Conduct of War vs. Conduct of Soldiers
The issues concerning IDF treatment of Palestinian lives and property are being used by some critics to argue that IDF soldiers were motivated by racism or religiously inspired fervor against the Palestinians, and that the IDF devalued Palestinian life, as demonstrated by the nature of Cast Lead, the aggressive tactics and weapons employed by the IDF, and its allegedly loose ROE. These arguments are similar to some assertions by historians that the U.S. conducted a racist war against the Japanese during World War II. These arguments are flawed, however, in that they conflate the “conduct of war,” the objectives, plans, and operations that are carried out, with the “experience of war,” the conduct of individual soldiers.

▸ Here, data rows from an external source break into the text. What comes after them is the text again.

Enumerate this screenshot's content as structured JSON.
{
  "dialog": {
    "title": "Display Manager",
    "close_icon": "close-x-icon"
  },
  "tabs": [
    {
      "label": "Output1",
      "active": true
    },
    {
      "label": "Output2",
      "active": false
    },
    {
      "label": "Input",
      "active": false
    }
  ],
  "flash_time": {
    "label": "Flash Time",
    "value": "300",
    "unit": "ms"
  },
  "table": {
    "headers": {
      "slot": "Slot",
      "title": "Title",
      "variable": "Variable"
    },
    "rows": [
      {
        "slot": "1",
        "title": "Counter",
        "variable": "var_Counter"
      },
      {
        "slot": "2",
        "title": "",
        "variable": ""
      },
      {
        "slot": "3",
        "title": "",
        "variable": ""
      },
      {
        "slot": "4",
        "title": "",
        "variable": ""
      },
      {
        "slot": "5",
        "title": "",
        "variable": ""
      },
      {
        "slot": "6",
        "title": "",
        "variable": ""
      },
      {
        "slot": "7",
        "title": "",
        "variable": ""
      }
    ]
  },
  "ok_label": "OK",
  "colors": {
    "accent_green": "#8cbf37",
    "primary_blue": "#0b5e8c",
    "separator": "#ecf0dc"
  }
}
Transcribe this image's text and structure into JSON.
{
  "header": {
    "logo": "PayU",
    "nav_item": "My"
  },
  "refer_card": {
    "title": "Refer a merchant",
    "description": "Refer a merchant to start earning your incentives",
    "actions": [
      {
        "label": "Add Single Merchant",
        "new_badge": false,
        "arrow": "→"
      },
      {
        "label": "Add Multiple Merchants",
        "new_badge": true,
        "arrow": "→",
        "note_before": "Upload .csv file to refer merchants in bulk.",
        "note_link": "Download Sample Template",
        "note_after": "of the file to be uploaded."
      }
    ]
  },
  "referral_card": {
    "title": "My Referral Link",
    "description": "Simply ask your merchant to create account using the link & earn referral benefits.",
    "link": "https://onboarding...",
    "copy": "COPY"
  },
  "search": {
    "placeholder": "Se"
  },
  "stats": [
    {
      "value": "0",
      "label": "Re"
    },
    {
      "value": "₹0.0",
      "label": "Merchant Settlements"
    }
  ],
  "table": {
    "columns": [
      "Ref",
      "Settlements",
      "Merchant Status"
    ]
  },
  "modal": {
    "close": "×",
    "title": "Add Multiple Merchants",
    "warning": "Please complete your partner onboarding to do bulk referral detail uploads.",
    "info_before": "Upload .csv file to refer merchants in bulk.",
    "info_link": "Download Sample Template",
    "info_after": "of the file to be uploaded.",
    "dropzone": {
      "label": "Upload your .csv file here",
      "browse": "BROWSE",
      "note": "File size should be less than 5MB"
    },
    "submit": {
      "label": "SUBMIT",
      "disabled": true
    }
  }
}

In the case of Cast Lead, it is clear that the Palestinian population was not the target. In other words, Cast Lead was not conducted with the aim of killing civilians and damaging their property, although Palestinian civilians were killed and property destroyed as a consequence of military operations.
The “experience of war” refers to what individual soldiers did, saw, heard, and thought. Obviously, the experience of individuals can vary enormously in an operation on the scale of Cast Lead. Soldiers sometimes do terrible things, and this is true of all armies at all times, but this does not excuse criminal conduct and breakdowns in discipline. So far, there have been only a few cases of alleged serious misconduct involving the “cold-blooded” killing of civilians, and these are in dispute. Some Israeli soldiers were none too gentle in their treatment of civilian property, but others exercised consideration. The IDF, for its own good, needs to investigate the serious allegations carefully — even more so if they point to systemic problems in discipline, training, or the climate in specific units.
The criticism leveled against the IDF raises a broader issue: to what standard should the armed forces of states be held when they are in conflict with nonstate actors operating from within a civilian population. Certainly, these standards should be high, but they cannot be so high as to prevent states from acting in legitimate self-defense. Hamas and other Palestinian terrorist organizations put the Palestinian population of Gaza at risk, often deliberately. Israel responded with an operation that in its essential elements was limited. To be sure, Israel had its own reasons for keeping its operation limited, but the overall effect was to reduce the consequences, harsh as they were, for the civilian population.
Jeffrey White is a defense fellow at The Washington Institute, specializing in the military and security affairs of Iraq and the Levant.